- Work instruction
Tally the lines in the data below where the word "title" appears, and give the tally alone.

- Data to use
· · · · · · ·

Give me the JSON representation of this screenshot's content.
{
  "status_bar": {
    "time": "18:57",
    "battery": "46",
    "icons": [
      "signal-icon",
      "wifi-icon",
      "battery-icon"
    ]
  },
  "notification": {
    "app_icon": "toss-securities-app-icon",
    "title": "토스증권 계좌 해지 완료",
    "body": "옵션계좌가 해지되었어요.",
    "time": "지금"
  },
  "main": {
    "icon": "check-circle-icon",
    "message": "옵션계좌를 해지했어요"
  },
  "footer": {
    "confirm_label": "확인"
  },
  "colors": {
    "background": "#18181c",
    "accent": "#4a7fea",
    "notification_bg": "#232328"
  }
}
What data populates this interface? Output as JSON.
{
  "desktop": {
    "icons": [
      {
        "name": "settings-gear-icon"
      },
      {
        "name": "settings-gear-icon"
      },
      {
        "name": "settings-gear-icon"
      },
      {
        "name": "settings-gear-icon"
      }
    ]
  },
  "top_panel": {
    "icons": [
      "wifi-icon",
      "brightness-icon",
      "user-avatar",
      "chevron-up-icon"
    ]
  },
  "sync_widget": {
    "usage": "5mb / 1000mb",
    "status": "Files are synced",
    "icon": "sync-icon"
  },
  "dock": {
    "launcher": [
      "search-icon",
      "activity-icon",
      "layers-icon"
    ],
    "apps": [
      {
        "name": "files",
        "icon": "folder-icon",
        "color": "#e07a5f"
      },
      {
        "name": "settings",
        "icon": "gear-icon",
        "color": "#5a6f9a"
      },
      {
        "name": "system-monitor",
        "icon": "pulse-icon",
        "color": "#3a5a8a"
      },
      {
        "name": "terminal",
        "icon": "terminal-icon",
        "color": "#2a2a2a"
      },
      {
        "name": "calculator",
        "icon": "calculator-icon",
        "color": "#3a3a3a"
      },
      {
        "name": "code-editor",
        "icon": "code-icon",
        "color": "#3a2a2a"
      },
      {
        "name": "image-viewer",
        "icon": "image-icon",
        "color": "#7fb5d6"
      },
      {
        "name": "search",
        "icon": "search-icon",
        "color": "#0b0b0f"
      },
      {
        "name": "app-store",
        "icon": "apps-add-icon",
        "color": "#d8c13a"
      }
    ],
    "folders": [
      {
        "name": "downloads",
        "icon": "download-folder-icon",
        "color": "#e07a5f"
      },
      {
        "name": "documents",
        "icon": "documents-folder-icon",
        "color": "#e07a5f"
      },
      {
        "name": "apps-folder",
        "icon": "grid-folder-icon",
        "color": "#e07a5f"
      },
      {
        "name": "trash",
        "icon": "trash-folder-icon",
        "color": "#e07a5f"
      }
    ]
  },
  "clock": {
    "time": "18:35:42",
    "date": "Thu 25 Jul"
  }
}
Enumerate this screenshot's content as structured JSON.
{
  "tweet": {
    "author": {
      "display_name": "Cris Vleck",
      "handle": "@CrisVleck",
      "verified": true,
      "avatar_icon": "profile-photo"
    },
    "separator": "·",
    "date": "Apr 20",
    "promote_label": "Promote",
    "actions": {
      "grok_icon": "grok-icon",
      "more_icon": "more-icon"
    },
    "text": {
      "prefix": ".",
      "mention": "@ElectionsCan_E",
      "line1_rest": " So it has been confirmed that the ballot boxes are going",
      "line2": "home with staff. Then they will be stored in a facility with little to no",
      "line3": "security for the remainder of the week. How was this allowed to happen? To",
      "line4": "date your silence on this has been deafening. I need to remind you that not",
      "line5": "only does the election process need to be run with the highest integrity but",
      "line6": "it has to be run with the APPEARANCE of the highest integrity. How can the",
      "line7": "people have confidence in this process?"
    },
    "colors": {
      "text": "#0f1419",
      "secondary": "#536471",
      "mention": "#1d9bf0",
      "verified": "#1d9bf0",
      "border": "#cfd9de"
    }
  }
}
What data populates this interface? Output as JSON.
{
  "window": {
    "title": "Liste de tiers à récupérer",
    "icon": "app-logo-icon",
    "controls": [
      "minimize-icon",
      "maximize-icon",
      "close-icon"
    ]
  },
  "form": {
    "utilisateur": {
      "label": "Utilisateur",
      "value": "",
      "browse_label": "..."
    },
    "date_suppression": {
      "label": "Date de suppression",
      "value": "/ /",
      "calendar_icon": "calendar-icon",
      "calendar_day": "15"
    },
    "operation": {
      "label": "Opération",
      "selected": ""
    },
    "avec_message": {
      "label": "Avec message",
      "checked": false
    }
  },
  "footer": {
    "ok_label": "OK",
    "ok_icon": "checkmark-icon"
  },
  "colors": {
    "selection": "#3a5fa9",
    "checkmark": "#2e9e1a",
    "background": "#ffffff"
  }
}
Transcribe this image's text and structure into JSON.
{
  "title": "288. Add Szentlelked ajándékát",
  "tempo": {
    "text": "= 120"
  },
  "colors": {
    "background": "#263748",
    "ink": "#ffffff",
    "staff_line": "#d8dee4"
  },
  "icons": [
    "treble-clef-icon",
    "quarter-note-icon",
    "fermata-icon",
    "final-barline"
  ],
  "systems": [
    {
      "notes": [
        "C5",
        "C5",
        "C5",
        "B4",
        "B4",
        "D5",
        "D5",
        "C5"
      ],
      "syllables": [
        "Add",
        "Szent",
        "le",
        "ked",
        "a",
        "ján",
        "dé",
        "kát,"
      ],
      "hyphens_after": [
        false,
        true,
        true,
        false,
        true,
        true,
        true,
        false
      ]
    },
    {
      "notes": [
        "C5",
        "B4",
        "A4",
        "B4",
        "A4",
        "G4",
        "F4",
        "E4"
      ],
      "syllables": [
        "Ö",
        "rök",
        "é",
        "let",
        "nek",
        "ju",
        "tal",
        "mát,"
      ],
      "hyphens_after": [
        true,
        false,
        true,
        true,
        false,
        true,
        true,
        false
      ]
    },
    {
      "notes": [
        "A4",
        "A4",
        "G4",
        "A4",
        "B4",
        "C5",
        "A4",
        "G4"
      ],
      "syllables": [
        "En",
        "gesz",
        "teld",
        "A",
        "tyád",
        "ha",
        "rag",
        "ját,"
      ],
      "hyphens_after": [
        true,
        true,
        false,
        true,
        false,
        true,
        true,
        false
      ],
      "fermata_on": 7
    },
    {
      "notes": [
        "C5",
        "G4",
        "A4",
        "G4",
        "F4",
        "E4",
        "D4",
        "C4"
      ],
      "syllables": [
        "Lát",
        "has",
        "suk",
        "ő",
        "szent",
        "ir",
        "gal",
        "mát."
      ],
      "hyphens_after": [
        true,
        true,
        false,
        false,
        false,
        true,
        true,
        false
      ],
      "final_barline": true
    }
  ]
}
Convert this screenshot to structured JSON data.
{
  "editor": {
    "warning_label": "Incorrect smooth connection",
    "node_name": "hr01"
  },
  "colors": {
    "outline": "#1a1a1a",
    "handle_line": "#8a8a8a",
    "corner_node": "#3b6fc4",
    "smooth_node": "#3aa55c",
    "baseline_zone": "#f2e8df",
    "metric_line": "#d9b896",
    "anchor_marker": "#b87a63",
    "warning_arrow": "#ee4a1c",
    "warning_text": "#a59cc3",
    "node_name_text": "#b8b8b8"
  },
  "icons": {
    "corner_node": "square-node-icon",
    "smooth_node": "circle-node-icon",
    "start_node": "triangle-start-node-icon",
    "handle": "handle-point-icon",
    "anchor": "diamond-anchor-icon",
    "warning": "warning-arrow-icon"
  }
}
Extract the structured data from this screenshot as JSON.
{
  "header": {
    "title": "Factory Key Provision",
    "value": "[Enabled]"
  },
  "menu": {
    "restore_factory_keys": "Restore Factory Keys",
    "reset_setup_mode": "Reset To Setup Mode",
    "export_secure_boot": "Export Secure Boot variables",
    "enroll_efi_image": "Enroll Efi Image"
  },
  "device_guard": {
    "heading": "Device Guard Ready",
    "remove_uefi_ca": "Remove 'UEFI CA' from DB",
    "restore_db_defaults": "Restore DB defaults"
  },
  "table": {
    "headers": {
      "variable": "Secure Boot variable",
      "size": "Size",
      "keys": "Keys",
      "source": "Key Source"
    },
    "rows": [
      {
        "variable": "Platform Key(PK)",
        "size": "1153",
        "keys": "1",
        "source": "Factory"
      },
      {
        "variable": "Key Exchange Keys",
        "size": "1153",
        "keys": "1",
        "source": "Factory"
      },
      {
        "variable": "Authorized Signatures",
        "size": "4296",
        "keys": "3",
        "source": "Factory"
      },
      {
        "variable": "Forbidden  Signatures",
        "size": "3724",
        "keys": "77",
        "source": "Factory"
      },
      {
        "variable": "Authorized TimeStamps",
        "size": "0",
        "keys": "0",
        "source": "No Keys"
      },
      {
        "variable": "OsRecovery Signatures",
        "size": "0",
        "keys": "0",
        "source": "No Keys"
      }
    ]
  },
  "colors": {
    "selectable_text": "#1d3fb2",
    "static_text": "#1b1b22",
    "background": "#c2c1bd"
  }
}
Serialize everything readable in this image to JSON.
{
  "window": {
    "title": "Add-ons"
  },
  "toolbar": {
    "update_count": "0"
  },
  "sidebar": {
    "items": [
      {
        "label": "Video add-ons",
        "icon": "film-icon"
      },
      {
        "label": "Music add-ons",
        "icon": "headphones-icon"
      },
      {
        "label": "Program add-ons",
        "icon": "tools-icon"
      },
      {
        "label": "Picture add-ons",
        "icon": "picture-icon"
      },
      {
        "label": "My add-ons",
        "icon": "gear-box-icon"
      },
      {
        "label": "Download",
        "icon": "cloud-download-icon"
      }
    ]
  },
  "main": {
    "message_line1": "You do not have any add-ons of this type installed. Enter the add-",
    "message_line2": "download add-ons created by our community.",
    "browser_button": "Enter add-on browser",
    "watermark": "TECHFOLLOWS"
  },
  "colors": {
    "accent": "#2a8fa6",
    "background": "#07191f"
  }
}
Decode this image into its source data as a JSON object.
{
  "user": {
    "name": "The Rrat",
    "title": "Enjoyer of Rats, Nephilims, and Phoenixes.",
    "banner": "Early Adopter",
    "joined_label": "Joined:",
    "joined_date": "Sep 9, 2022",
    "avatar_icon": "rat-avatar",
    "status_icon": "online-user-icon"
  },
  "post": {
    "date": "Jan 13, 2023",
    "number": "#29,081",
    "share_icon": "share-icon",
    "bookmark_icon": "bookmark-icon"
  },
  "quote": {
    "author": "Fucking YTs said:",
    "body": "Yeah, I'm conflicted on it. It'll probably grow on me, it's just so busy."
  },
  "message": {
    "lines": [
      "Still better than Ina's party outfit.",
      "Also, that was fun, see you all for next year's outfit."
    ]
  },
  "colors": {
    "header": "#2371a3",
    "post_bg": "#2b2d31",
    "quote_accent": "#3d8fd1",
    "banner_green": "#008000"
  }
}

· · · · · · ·

- Output for this task
6